# How does the squared residual of a high leverage sample observation differ from the population's variance?

Is the high leverage sample observation considered a subset of the population, forcing its squared residual to be less than or equal to the population variance? Or am I misinterpreting the question? I'm trying to determine why the answer is false to the below question. • Do you know what leverage measures, in an intuitive sense? – Glen_b Feb 9 '14 at 21:30

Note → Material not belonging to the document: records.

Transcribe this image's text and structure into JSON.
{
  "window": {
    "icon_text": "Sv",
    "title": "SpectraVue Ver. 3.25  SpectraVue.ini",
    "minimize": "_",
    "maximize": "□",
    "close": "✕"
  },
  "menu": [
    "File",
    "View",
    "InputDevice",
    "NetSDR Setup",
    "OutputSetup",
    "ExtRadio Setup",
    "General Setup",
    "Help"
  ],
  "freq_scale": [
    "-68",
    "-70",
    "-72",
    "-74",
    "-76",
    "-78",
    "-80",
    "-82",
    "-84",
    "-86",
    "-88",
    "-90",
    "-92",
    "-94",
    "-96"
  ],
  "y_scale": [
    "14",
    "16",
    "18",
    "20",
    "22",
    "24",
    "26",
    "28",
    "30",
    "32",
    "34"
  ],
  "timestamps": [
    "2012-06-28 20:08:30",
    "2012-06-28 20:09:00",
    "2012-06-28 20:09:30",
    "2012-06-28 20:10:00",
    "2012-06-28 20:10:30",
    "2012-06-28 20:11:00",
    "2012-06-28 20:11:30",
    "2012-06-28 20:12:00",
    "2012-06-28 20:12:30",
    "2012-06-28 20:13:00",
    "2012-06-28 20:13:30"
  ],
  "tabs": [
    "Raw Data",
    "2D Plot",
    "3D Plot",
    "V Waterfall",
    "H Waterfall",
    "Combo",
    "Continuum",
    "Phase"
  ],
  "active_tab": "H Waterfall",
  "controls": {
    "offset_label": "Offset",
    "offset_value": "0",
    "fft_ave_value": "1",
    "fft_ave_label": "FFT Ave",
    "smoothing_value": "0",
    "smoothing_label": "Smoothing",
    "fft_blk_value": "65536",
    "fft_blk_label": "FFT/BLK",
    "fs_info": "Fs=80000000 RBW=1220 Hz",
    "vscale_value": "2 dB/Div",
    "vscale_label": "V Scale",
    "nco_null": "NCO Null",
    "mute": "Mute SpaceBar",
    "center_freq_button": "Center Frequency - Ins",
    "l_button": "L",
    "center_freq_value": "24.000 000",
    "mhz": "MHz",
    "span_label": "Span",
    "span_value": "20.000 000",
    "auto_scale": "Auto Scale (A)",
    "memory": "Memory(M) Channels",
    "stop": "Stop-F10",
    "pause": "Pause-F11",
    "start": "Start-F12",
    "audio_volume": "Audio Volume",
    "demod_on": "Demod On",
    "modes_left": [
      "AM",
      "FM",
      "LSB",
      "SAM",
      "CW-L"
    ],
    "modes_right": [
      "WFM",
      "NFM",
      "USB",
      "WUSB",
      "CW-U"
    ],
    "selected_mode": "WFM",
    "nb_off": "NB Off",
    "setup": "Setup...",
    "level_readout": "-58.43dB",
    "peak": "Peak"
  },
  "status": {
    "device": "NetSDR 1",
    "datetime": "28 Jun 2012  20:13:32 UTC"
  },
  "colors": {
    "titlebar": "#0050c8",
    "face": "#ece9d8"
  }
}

• Yes, horizontal distance of an observation from the mean of the data. So is the answer that a high leverage point could have an squared residual of 0 which could be less than population variance ? – Info5ek Feb 9 '14 at 21:43
• "Distance from the mean" is not intuitively "leverage". Why is that called "leverage"? – Glen_b Feb 9 '14 at 22:33

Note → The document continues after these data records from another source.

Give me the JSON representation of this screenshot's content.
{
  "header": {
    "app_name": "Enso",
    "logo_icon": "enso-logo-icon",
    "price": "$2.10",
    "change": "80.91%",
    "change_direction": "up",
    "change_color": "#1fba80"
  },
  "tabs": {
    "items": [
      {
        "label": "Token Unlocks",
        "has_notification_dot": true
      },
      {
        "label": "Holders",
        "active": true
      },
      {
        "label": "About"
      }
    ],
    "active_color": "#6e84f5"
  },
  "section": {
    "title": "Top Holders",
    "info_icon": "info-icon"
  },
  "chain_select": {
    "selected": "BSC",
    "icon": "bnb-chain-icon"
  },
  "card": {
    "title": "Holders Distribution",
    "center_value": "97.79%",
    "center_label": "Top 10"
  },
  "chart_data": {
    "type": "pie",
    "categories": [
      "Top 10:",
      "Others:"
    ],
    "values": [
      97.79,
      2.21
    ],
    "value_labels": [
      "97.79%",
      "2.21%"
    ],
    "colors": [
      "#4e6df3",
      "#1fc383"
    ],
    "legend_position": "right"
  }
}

• That's how it was explained to me. Intuition is subjective. – Info5ek Feb 9 '14 at 23:25
• Again, why leverage? What is this quantity designed to measure? Note the second paragraph on the Wikipedia page on leverage – Glen_b Feb 10 '14 at 0:05 and Which precisely matches what I guessed initially, that any squared residual must be less than or equal to the population variance. These formulas also suggest that higher leverage will result in a lower squared residual.

• This answer begins with a useful and relevant observation but then appears to conflate a "squared residual" with variance. The two differ; a squared residual can be a lot larger than its variance even for influential data. – whuber Feb 9 '14 at 23:02

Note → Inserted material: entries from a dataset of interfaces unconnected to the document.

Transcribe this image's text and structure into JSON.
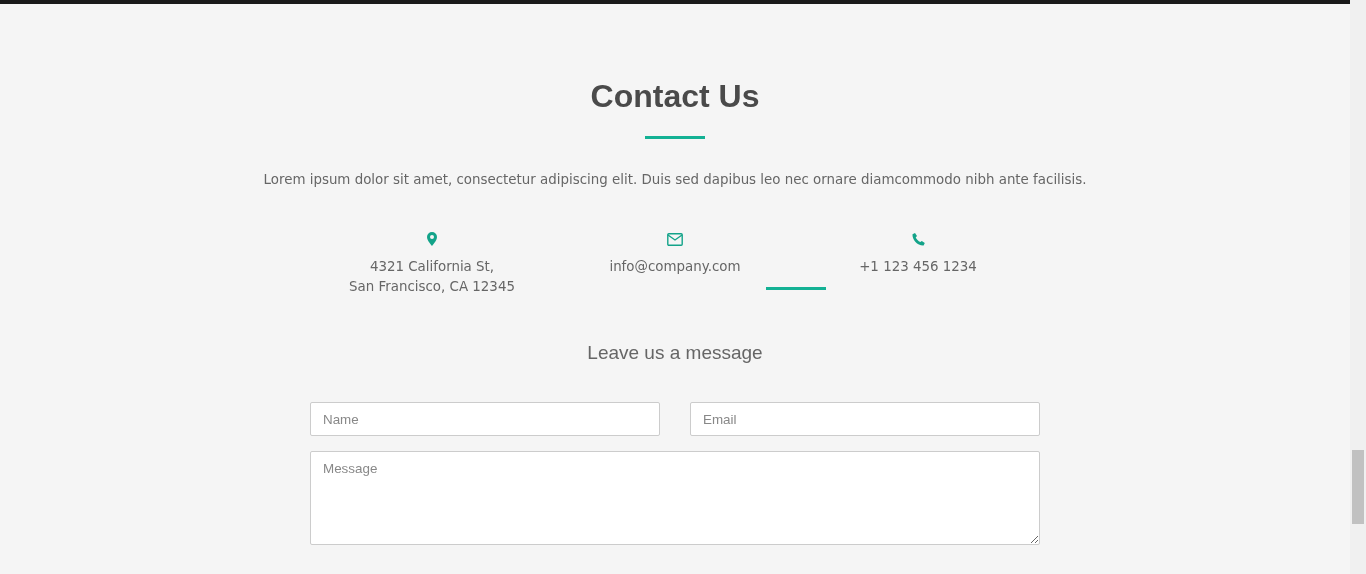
{
  "section": {
    "title": "Contact Us",
    "intro": "Lorem ipsum dolor sit amet, consectetur adipiscing elit. Duis sed dapibus leo nec ornare diamcommodo nibh ante facilisis."
  },
  "contact_items": [
    {
      "kind": "address",
      "lines": [
        "4321 California St,",
        "San Francisco, CA 12345"
      ]
    },
    {
      "kind": "email",
      "lines": [
        "info@company.com"
      ]
    },
    {
      "kind": "phone",
      "lines": [
        "+1 123 456 1234"
      ]
    }
  ],
  "form": {
    "heading": "Leave us a message",
    "fields": [
      {
        "kind": "input",
        "placeholder": "Name"
      },
      {
        "kind": "input",
        "placeholder": "Email"
      },
      {
        "kind": "textarea",
        "placeholder": "Message"
      }
    ]
  }
}
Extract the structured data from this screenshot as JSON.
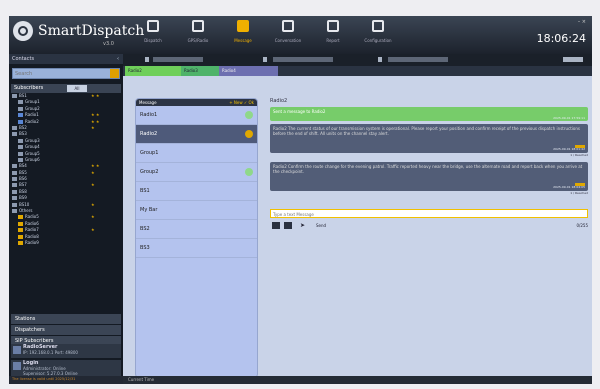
{
  "app": {
    "title": "SmartDispatch",
    "version": "v3.0",
    "clock": "18:06:24",
    "window_buttons": "– ×"
  },
  "nav": [
    {
      "label": "Dispatch",
      "icon": "dispatch-icon"
    },
    {
      "label": "GPS/Radio",
      "icon": "gps-radio-icon"
    },
    {
      "label": "Message",
      "icon": "message-icon",
      "active": true
    },
    {
      "label": "Conversation",
      "icon": "conversation-icon"
    },
    {
      "label": "Report",
      "icon": "report-icon"
    },
    {
      "label": "Configuration",
      "icon": "configuration-icon"
    }
  ],
  "sidebar": {
    "title": "Contacts",
    "search_placeholder": "Search",
    "subscribers_header": "Subscribers",
    "subscribers_tag": "All",
    "tree": [
      {
        "label": "BS1",
        "type": "folder",
        "flags": "★ ★"
      },
      {
        "label": "Group1",
        "type": "group"
      },
      {
        "label": "Group2",
        "type": "group"
      },
      {
        "label": "Radio1",
        "type": "radio",
        "flags": "★ ★"
      },
      {
        "label": "Radio2",
        "type": "radio",
        "flags": "★ ★"
      },
      {
        "label": "BS2",
        "type": "folder",
        "flags": "★"
      },
      {
        "label": "BS3",
        "type": "folder"
      },
      {
        "label": "Group3",
        "type": "group"
      },
      {
        "label": "Group4",
        "type": "group"
      },
      {
        "label": "Group5",
        "type": "group"
      },
      {
        "label": "Group6",
        "type": "group"
      },
      {
        "label": "BS4",
        "type": "folder",
        "flags": "★ ★"
      },
      {
        "label": "BS5",
        "type": "folder",
        "flags": "★"
      },
      {
        "label": "BS6",
        "type": "folder"
      },
      {
        "label": "BS7",
        "type": "folder",
        "flags": "★"
      },
      {
        "label": "BS8",
        "type": "folder"
      },
      {
        "label": "BS9",
        "type": "folder"
      },
      {
        "label": "BS10",
        "type": "folder",
        "flags": "★"
      },
      {
        "label": "Others",
        "type": "folder"
      },
      {
        "label": "Radio5",
        "type": "user",
        "flags": "★"
      },
      {
        "label": "Radio6",
        "type": "user"
      },
      {
        "label": "Radio7",
        "type": "user",
        "flags": "★"
      },
      {
        "label": "Radio8",
        "type": "user"
      },
      {
        "label": "Radio9",
        "type": "user"
      }
    ],
    "sections": [
      "Stations",
      "Dispatchers",
      "SIP Subscribers"
    ],
    "profile": {
      "name": "RadioServer",
      "line1": "IP: 192.168.0.1    Port: 49800"
    },
    "login": {
      "name": "Login",
      "line1": "Administrator: Online",
      "line2": "Supervisor: 5.27.0.3 Online"
    },
    "notice": "The license is valid until 2025/12/31"
  },
  "channel_tabs": [
    "Radio2",
    "Radio3",
    "Radio4"
  ],
  "groups": {
    "header": "Message",
    "actions": "+ New  ✓ Ok",
    "items": [
      {
        "label": "Radio1",
        "dot": true
      },
      {
        "label": "Radio2",
        "dot": true,
        "selected": true
      },
      {
        "label": "Group1"
      },
      {
        "label": "Group2",
        "dot": true
      },
      {
        "label": "BS1"
      },
      {
        "label": "My Bar"
      },
      {
        "label": "BS2"
      },
      {
        "label": "BS3"
      }
    ]
  },
  "messages": {
    "title": "Radio2",
    "items": [
      {
        "kind": "green",
        "text": "Sent a message to Radio2",
        "time": "2025-09-01 17:59:11"
      },
      {
        "kind": "dark",
        "text": "Radio2 The current status of our transmission system is operational. Please report your position and confirm receipt of the previous dispatch instructions before the end of shift. All units on the channel stay alert.",
        "time": "2025-09-01 18:01:42",
        "meta": "1 / Reached"
      },
      {
        "kind": "dark",
        "text": "Radio2 Confirm the route change for the evening patrol. Traffic reported heavy near the bridge, use the alternate road and report back when you arrive at the checkpoint.",
        "time": "2025-09-01 18:04:05",
        "meta": "1 / Reached"
      }
    ]
  },
  "composer": {
    "placeholder": "Type a text Message",
    "send_label": "Send",
    "count": "0/255"
  },
  "statusbar": {
    "text": "Current Time"
  }
}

• aren't squared residuals an estimator for the population variance? – Info5ek Feb 9 '14 at 23:14
• The estimator and the estimand are different things. In this case we must clearly distinguish $e_i^2$ (the squared residual itself) from $\mathbb{E}(e_i^2)$ (its expectation--a population property) from $\sigma^2$ (another population property). – whuber Feb 9 '14 at 23:32
• In that case what's the proper way to describe the answer using the above formulas? – Info5ek Feb 9 '14 at 23:36
• My understanding is that $E (e_i)=0$ because the above analysis is (implicitly) conditioning on the configuration of the "X matrix". So $E (e_i^2)=var (e_i)$ holds in this case. – probabilityislogic Apr 24 '16 at 16:07